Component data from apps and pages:
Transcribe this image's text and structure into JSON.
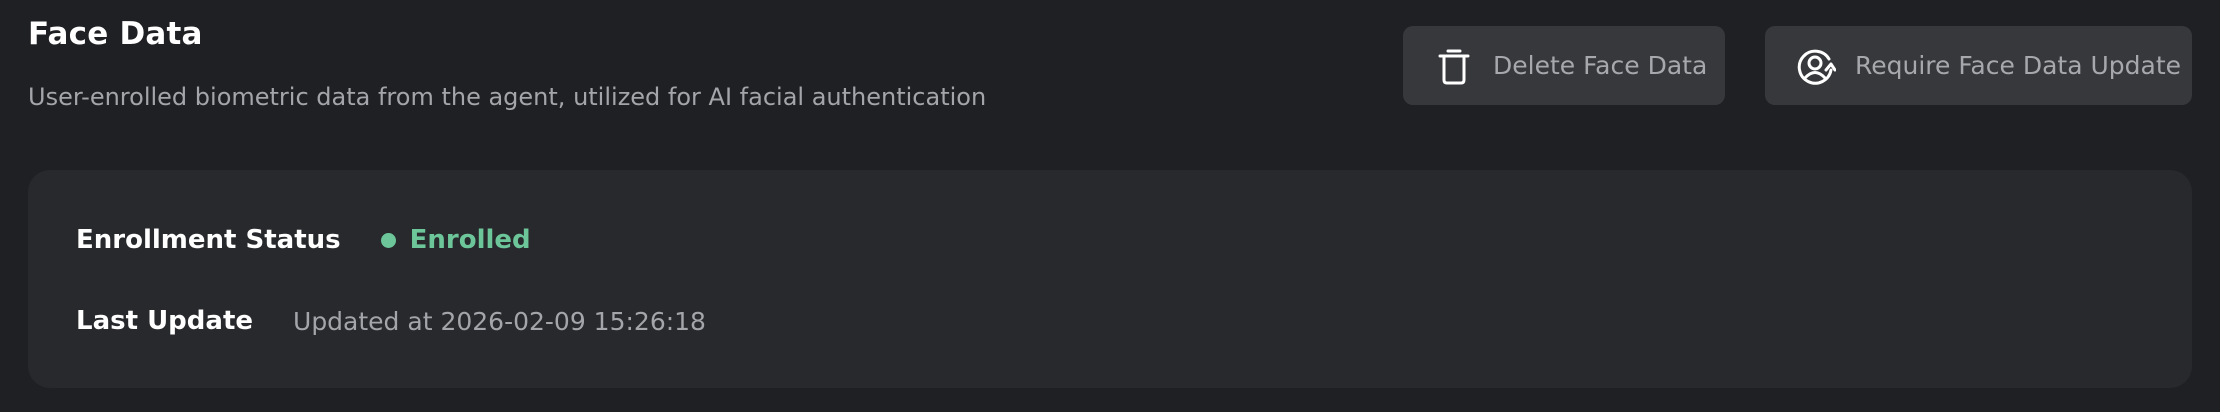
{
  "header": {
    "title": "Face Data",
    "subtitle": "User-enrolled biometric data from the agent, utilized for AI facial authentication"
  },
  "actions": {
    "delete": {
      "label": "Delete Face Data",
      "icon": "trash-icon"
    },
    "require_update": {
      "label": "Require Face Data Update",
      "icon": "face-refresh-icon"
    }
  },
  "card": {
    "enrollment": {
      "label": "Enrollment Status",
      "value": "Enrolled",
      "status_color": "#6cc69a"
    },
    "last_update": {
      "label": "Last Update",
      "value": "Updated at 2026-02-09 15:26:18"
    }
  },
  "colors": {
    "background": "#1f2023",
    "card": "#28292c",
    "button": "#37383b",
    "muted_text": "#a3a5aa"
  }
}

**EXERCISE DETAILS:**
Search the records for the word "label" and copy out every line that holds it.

**ANSWER:**
      "label": "Delete Face Data",
      "label": "Require Face Data Update",
      "label": "Enrollment Status",
      "label": "Last Update",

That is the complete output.